- [Your instructions]: What lines of the data hold the string "this"? Copy them all.

- - -

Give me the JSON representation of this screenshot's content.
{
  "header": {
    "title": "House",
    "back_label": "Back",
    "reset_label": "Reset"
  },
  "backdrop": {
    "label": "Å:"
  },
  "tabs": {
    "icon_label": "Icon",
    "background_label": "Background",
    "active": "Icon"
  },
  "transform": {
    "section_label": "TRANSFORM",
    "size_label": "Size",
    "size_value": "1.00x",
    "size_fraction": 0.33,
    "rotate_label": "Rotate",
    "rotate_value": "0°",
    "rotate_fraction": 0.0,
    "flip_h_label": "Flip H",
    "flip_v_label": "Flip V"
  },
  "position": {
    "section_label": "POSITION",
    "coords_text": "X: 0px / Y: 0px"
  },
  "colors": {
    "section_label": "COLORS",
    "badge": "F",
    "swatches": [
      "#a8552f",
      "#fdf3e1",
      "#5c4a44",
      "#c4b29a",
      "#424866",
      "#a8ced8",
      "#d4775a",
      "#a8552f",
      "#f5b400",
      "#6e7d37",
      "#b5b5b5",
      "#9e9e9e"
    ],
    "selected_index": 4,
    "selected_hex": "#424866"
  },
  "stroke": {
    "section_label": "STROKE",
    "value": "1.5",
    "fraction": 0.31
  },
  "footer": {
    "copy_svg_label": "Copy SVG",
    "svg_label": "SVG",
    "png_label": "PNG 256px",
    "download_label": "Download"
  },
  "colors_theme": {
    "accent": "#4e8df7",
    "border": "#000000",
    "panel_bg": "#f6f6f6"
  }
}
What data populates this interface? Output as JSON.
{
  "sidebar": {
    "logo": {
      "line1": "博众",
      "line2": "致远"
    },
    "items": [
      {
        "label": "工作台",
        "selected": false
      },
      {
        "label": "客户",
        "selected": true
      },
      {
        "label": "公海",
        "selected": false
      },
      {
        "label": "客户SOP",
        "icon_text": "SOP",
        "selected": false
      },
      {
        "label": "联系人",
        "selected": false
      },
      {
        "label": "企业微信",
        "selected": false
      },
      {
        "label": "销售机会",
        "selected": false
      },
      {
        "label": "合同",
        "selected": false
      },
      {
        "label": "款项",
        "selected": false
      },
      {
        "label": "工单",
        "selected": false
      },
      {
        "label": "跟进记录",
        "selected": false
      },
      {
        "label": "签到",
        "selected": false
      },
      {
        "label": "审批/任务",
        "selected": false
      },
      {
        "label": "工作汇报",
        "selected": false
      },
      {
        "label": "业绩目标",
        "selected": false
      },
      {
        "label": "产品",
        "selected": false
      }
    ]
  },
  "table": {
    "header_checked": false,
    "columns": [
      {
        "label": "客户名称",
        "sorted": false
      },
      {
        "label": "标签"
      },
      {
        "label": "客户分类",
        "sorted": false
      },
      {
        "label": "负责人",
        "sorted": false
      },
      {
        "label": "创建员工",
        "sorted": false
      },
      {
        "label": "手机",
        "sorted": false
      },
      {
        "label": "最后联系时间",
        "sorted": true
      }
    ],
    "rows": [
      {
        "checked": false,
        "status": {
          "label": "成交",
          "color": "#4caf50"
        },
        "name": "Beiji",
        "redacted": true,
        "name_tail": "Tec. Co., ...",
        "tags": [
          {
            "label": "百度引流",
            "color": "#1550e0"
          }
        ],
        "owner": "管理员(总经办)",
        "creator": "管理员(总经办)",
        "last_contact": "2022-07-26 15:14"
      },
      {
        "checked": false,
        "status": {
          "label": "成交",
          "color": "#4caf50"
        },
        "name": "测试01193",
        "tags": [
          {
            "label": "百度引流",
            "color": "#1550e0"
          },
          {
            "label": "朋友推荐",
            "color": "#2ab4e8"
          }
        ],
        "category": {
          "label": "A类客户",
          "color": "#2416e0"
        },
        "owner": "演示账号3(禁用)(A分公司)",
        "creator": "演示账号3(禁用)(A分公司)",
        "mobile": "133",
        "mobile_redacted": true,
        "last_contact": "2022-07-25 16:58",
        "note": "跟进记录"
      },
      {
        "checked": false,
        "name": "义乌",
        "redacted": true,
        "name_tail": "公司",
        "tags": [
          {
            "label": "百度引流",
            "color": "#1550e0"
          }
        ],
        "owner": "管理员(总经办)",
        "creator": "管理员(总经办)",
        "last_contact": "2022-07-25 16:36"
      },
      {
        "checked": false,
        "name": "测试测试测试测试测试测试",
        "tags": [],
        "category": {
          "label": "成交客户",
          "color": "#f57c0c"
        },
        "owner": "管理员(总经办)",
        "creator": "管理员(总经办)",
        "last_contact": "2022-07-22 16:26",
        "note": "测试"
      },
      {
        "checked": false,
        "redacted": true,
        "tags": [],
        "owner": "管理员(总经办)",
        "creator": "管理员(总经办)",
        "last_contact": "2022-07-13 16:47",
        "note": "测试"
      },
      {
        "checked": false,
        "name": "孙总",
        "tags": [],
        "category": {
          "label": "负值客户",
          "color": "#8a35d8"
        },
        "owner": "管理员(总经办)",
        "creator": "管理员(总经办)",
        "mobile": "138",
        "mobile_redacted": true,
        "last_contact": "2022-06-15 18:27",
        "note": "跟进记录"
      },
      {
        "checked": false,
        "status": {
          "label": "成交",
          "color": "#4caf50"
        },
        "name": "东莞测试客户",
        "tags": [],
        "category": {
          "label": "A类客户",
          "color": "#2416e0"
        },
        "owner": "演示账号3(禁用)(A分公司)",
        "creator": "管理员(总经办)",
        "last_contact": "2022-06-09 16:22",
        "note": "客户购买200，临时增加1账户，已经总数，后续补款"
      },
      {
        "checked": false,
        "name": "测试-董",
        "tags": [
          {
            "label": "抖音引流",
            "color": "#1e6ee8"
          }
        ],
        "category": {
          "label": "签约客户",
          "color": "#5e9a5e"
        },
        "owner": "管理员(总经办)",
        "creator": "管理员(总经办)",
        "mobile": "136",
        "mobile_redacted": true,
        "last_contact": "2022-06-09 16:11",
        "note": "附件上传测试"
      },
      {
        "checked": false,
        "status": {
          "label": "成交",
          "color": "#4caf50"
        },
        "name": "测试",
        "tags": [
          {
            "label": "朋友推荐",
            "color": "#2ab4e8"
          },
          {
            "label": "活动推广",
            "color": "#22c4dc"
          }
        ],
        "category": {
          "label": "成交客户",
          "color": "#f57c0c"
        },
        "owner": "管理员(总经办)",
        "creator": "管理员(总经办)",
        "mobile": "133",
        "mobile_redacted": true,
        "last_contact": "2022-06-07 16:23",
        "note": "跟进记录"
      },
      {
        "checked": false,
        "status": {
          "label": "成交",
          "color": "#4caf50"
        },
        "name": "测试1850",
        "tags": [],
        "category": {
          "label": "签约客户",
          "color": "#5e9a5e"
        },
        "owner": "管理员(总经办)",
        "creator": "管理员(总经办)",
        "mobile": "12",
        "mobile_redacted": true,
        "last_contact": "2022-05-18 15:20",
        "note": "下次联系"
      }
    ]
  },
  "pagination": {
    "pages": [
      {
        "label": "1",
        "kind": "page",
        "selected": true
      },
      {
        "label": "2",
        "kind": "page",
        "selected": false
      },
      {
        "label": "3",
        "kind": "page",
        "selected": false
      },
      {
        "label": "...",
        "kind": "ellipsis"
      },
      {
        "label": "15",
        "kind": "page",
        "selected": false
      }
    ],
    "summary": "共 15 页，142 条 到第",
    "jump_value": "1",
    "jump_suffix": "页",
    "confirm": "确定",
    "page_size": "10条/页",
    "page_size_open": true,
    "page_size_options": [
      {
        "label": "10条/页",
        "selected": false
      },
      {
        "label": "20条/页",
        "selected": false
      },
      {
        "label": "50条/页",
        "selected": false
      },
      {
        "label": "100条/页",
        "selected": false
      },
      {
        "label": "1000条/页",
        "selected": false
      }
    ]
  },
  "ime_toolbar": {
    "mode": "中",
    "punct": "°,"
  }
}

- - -

- [Result below]:
Give me the JSON representation of this screenshot's content.
What data populates this interface? Output as JSON.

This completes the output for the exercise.